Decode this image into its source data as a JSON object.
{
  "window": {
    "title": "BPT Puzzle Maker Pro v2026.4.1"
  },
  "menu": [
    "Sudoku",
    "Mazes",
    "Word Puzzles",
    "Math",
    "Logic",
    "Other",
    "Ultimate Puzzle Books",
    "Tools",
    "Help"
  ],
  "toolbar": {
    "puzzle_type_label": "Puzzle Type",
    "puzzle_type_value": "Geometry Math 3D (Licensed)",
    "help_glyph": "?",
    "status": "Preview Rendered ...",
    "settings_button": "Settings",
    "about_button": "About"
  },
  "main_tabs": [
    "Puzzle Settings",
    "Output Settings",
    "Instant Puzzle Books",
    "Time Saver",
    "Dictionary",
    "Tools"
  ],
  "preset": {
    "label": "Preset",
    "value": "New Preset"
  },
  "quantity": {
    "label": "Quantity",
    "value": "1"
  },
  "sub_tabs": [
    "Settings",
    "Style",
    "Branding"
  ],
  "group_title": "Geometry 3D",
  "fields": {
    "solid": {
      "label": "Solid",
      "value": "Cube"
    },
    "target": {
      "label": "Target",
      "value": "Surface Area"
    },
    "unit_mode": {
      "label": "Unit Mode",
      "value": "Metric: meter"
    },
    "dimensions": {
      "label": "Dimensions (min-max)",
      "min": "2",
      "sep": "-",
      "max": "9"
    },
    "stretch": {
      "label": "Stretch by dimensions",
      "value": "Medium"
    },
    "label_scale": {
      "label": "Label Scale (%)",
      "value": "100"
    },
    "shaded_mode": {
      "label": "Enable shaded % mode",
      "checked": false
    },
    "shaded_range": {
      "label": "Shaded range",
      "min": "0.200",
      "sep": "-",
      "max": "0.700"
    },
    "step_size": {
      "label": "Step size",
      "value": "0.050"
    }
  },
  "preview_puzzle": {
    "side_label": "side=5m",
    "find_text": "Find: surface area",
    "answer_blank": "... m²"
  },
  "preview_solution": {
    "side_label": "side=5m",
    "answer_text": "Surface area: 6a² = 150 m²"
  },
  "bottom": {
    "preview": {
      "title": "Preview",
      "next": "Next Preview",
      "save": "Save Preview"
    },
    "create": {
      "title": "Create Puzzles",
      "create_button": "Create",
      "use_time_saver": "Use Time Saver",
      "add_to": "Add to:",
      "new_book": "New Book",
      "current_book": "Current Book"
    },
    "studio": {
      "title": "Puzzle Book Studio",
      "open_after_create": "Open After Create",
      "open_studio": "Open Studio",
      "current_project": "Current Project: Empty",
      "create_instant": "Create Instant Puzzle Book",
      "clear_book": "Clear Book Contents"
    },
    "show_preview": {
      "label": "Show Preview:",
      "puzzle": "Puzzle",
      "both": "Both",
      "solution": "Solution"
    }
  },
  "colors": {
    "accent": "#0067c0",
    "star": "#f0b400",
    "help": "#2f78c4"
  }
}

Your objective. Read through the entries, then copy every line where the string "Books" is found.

Answer space.
    "Ultimate Puzzle Books",
    "Instant Puzzle Books",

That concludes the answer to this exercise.